•  » » » » » 3 weeks ago, # ^ |   +1 Oof thanks for reminding me the importance of test validators.
 » 3 weeks ago, # |   -9 Definitely, a good challenge for everyone here on codeforces, to solve this problem with the original constraints.
 » 3 weeks ago, # |   -8 Imagine someone hacking all the submissions with this test case
•  » » 3 weeks ago, # ^ |   +8 It would be an unsuccessful hack, because the setter/tester's program also ignored this special edge case. Hacks are always tested in accordance with setter/tester's code
 » 3 weeks ago, # |   0 Yes, I considered the case above, and is there any wrong with my code?https://codeforces.com/contest/1255/submission/65375823 thanks.
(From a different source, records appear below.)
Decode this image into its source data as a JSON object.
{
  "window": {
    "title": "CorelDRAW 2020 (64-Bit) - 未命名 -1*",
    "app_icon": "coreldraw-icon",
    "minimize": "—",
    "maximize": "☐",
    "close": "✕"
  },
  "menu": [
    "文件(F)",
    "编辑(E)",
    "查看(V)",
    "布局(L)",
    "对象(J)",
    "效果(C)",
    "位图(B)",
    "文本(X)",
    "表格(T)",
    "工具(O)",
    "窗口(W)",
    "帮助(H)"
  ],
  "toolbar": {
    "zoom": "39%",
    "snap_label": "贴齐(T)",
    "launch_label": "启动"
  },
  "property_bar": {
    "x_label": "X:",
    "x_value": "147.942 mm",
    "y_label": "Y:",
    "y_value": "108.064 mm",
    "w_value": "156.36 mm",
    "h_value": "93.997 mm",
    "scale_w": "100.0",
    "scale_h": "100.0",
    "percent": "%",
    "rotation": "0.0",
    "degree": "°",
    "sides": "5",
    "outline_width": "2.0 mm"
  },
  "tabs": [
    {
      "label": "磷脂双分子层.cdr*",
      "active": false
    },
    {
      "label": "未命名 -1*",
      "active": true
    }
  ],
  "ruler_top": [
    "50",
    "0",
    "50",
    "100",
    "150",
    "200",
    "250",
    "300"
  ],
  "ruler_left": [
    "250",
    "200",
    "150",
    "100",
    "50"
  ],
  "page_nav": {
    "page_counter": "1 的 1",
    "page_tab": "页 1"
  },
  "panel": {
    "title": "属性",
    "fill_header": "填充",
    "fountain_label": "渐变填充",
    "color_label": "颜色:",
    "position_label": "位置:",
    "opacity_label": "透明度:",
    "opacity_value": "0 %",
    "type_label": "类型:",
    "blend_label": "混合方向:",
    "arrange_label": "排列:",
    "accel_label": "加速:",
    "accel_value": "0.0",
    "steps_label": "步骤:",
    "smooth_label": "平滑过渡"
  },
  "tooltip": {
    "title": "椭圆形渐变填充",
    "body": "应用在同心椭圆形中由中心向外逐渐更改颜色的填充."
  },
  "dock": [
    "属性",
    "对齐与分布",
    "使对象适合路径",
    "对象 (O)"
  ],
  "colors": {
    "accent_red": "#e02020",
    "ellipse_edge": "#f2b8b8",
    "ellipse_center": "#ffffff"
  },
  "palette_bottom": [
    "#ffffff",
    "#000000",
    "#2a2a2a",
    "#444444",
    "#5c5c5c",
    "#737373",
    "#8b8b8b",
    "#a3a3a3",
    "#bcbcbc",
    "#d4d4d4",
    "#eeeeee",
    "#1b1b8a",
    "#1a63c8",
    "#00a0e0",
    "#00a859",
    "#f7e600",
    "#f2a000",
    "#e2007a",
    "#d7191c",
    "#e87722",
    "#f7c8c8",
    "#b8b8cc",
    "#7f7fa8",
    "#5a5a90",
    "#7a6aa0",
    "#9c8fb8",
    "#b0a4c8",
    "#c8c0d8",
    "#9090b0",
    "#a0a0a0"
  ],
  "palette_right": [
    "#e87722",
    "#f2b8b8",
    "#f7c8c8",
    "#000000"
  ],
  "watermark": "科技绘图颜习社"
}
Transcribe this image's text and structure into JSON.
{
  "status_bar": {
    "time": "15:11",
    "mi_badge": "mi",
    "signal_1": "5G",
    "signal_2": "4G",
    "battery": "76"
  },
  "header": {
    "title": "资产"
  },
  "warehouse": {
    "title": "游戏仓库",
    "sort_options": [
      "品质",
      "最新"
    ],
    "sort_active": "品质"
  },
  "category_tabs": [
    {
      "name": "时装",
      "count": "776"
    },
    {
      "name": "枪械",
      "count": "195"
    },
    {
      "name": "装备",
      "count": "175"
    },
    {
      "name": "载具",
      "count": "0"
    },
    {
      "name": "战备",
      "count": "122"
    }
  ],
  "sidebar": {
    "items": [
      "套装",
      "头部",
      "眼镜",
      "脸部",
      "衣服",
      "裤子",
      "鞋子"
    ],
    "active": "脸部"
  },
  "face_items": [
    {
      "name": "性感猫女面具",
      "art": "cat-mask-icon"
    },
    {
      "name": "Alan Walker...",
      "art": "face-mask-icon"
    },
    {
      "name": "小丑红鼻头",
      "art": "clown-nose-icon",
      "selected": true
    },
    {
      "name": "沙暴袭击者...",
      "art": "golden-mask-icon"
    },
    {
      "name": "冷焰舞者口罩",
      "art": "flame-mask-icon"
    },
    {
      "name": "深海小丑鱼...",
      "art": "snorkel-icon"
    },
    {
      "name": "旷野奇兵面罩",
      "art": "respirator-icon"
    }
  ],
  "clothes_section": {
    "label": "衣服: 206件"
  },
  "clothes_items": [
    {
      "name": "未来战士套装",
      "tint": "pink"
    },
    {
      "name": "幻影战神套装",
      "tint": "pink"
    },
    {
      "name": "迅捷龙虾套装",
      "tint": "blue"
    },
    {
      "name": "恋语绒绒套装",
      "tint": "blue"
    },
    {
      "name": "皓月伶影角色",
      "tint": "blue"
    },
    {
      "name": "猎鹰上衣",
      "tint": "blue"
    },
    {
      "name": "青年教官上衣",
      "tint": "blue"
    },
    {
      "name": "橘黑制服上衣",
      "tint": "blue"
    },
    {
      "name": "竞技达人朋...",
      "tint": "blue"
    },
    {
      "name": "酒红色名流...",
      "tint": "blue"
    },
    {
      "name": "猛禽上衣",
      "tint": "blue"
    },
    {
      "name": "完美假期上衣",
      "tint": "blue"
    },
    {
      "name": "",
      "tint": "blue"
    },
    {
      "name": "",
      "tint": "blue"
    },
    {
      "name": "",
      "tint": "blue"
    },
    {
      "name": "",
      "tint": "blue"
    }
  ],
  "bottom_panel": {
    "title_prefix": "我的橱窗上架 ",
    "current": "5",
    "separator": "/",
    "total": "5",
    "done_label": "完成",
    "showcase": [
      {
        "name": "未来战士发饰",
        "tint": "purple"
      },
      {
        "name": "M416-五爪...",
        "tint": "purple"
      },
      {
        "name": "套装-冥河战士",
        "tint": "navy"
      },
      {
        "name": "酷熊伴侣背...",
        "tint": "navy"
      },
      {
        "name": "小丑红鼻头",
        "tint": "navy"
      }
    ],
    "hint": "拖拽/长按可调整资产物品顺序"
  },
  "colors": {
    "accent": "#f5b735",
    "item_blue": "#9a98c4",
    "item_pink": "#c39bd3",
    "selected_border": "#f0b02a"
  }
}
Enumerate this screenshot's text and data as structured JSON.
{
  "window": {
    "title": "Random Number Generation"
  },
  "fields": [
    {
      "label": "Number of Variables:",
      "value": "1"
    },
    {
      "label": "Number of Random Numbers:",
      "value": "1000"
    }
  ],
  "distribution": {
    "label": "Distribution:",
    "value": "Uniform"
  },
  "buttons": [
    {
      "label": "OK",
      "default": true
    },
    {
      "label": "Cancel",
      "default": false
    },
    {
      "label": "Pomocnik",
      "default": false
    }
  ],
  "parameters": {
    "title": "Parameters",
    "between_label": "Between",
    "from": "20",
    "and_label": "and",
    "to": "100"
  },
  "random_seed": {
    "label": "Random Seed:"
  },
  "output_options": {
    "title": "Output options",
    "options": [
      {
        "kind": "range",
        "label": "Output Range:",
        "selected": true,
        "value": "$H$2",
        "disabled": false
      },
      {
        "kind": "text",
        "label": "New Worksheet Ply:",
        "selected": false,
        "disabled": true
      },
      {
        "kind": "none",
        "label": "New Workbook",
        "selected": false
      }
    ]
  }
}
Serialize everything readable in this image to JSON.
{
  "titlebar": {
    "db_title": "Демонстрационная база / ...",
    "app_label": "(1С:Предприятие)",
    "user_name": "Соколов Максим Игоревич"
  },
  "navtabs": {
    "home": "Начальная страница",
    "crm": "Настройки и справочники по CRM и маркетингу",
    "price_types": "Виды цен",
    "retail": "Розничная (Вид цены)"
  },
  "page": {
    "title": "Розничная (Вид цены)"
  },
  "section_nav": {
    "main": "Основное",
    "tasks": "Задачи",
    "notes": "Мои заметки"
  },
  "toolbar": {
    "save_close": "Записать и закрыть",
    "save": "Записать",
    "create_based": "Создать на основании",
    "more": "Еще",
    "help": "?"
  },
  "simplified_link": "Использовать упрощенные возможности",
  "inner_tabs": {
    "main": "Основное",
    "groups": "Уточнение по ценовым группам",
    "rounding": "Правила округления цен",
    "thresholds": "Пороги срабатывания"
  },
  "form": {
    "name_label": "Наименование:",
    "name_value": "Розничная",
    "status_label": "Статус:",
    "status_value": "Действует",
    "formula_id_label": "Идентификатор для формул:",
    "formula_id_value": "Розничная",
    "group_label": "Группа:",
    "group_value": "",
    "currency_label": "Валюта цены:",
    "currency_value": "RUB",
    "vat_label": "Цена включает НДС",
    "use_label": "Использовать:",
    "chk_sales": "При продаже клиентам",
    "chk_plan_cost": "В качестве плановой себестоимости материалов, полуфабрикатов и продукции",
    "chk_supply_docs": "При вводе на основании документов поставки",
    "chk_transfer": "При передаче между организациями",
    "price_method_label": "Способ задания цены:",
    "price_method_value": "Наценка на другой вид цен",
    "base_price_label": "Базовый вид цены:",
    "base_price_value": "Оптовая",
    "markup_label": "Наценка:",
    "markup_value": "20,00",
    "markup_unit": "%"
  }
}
 » 3 weeks ago, # | ← Rev. 3 →   -76 Hello, Is my idea for the initial B wrong?Warning: silly, wrong solution! Don't bother to read it!Here is how it goes: First, we sort the nodes from smaller to bigger weight. Let's call the new formation s1, s2, ..., an.If m > n, then we use the first n edges to connect the nodes to form a cycle from s1 to sn (so that the total cost is 2 * (s1 + s2 + ... + sn (1) ). Ie. We connect s1 with s2, s2 with s3, ..., an with s1.What about the rest m — n edges? The optimal way to connect them is by using all of them to connect the 2 nodes with the smallest weight (namely s1 and s2). Note that this is allowed as per the problem statement! So, we get (m — n) * (s1 + s2) (2)If we sum (1) and (2), we get the answer!
•  » » 3 weeks ago, # ^ |   +13 Did you even read the blog?
•  » » » 3 weeks ago, # ^ | ← Rev. 3 →   -55 Actually, I didn't! I jumped directly to writing the comment. Thanks for letting me know! :)
•  » » » » 3 weeks ago, # ^ |   +5 Mike says your solution first in the blog And rest of blog means that is wrong solution